“The doctors working on the trial were amazed. Apparently none of their patients have reacted this well to the Atezolizumab plus Chemotherapy combo,” said Stevens. “I’m pretty sure I almost fell out of my chair when I heard the news.”
While she knows the future is unpredictable, Stevens remains focused on the present.
That means taking her daughter out for her first Halloween, seeing the Christmas lights as a family and celebrating her daughter’s first birthday with family and friends. It means living her life.
“I know that a terminal diagnosis means that I’ll never win my personal war against cancer. I also know that I can win certain battles in that war. I decided early that this disease would affect my life as little as possible,” said Stevens. And she hopes to make it her mission to help educate others about metastatic breast cancer.

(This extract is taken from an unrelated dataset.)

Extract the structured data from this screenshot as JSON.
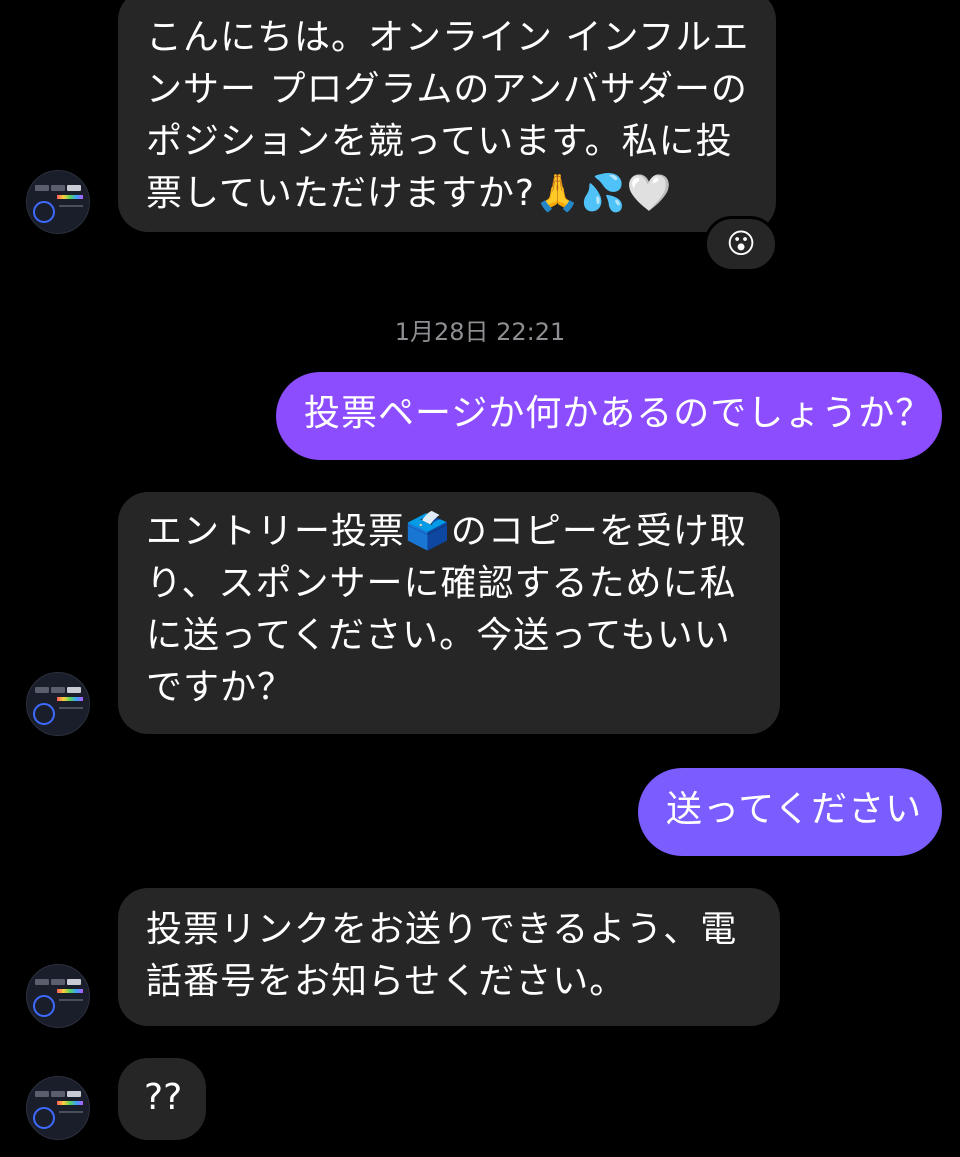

As part of that mission, on April 27 she will captain a team in the Komen Race for the Cure. The name of the team: “Do More for Stage Four.”
“Currently metastatic breast cancer is not survivable, causing the death of nearly 40,000 men and women each year. I do not want to be part of that statistic, so I will be raising awareness while raising funds,” said Stevens. “Cancer is a scary thing, but at this point everyone has been or will be affected by cancer in some way. My goal is to get people to talk about it. Talking about cancer makes it real and real can be fought. There are advances in cancer research every day, and I hope the more people talk about it the more they become aware of all they can do to help.”
— By T.J. Banes, Journalist, IU Health.
Reach Banes via email email@example.com